Start of Block
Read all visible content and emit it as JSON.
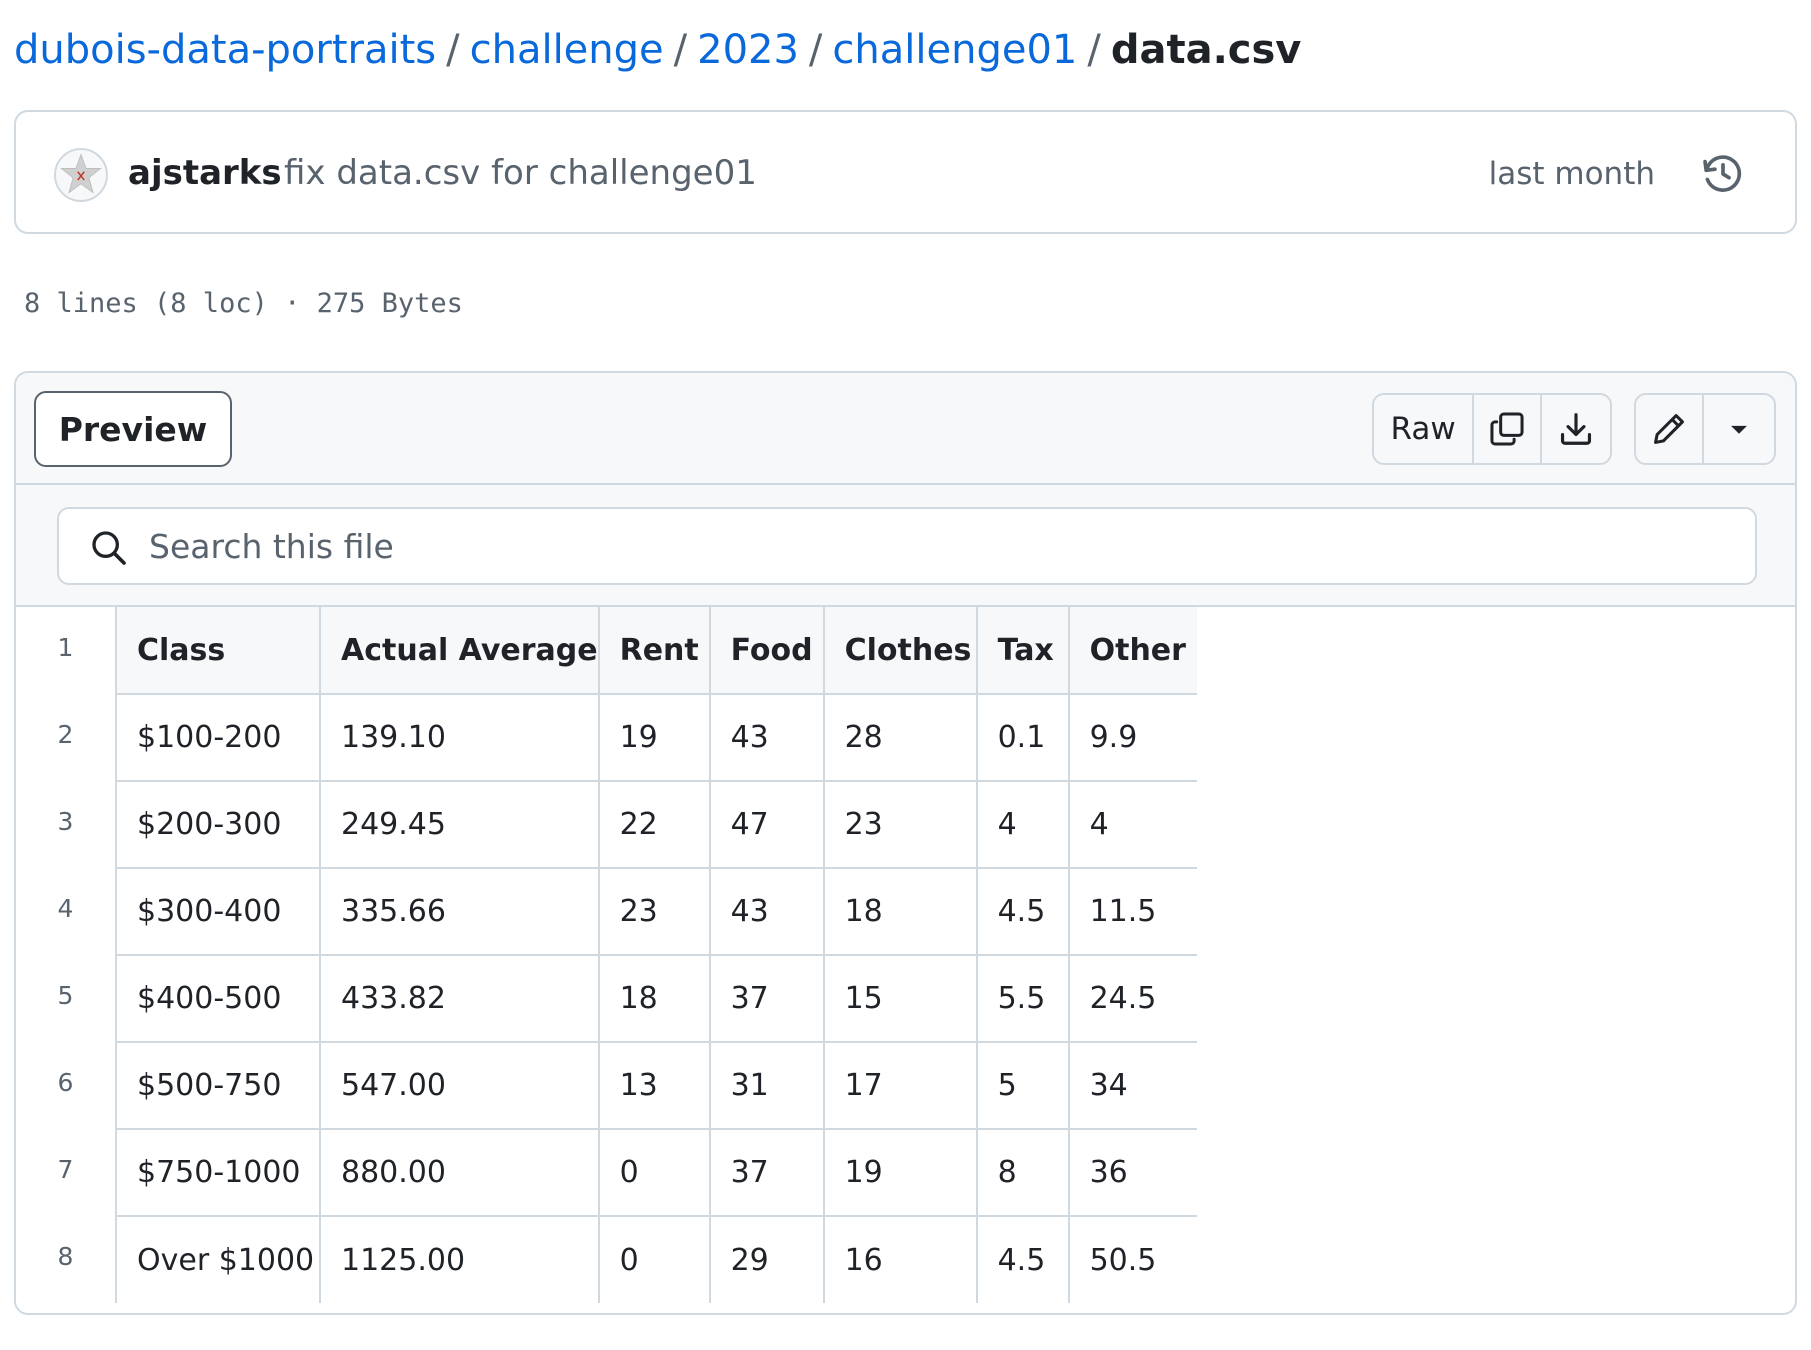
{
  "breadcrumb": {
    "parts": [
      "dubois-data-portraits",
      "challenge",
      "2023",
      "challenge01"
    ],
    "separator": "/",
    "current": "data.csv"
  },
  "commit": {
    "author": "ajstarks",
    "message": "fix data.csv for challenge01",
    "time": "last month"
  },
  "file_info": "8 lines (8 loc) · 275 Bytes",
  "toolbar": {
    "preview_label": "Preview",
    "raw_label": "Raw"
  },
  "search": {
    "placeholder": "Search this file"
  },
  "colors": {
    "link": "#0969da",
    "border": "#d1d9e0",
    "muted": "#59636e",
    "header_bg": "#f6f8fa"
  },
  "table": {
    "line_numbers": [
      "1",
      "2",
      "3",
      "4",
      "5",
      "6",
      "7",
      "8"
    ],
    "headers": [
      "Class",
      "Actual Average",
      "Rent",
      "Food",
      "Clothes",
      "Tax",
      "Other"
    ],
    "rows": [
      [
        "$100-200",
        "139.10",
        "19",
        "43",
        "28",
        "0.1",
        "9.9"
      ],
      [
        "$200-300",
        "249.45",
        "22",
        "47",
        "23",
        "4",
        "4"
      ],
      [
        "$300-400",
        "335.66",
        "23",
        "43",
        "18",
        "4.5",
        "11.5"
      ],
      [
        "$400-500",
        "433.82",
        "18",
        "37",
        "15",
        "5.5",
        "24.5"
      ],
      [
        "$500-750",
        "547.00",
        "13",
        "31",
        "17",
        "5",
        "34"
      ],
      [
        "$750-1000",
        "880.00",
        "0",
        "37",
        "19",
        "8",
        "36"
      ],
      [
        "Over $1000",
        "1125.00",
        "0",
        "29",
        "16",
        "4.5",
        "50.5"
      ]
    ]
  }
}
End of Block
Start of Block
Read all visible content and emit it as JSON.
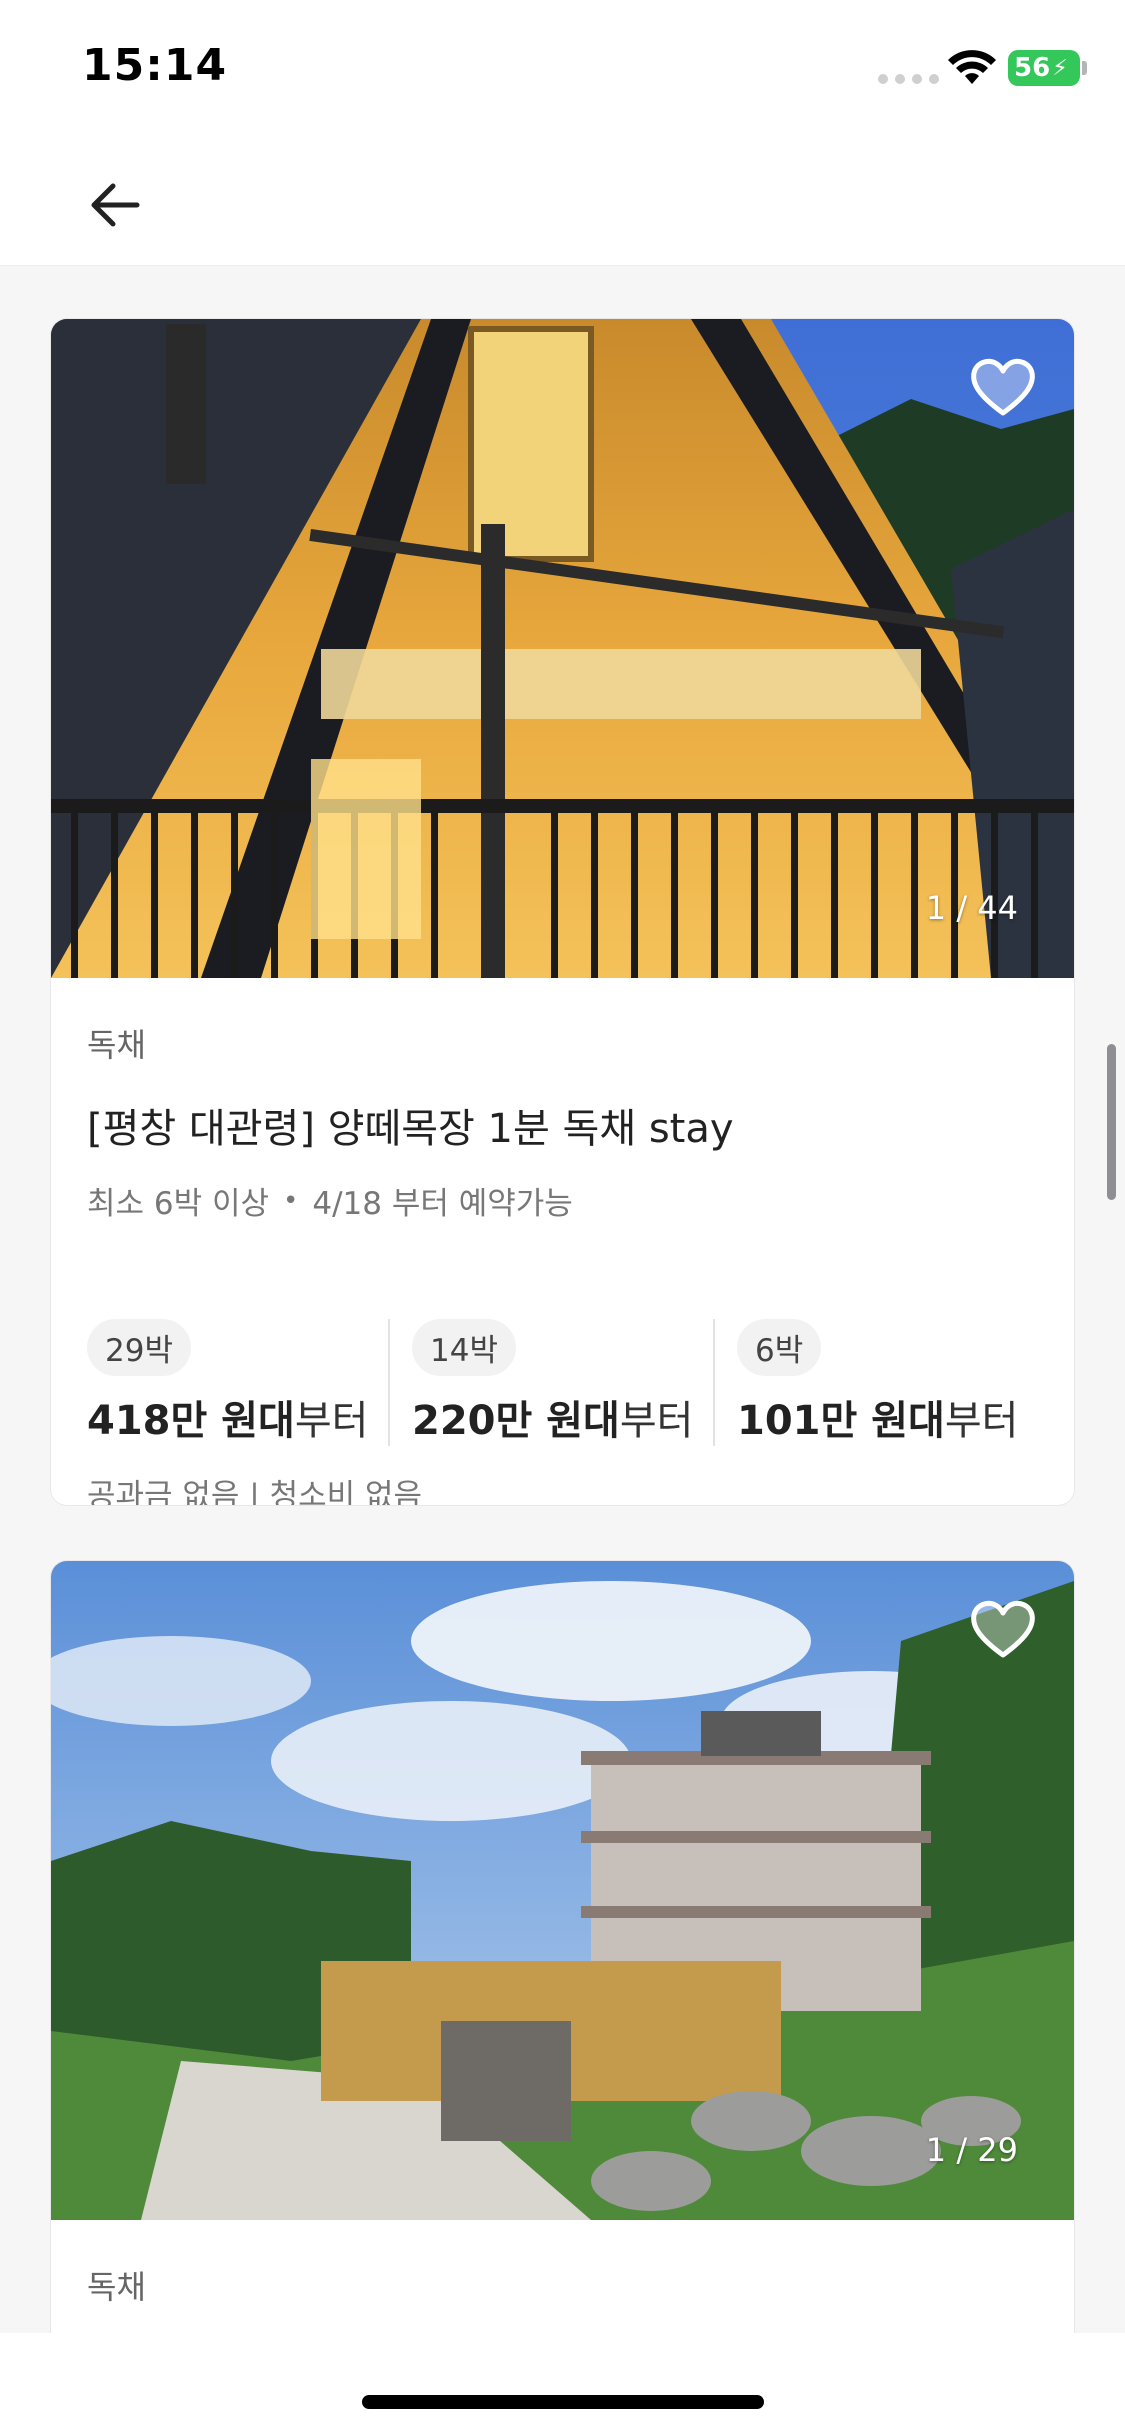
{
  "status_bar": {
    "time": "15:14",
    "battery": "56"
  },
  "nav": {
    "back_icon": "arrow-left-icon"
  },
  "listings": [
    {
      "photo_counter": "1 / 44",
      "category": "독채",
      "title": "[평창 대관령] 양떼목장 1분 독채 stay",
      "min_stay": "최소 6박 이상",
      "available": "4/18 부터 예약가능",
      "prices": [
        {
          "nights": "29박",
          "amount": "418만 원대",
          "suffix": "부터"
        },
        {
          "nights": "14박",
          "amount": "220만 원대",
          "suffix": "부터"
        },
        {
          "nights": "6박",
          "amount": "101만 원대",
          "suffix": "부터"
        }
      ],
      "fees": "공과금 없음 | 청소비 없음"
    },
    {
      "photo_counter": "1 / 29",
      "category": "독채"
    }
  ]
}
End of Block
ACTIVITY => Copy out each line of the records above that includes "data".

SOLUTION =>
      "dubois-data-portraits",
    "current": "data.csv"
    "message": "fix data.csv for challenge01",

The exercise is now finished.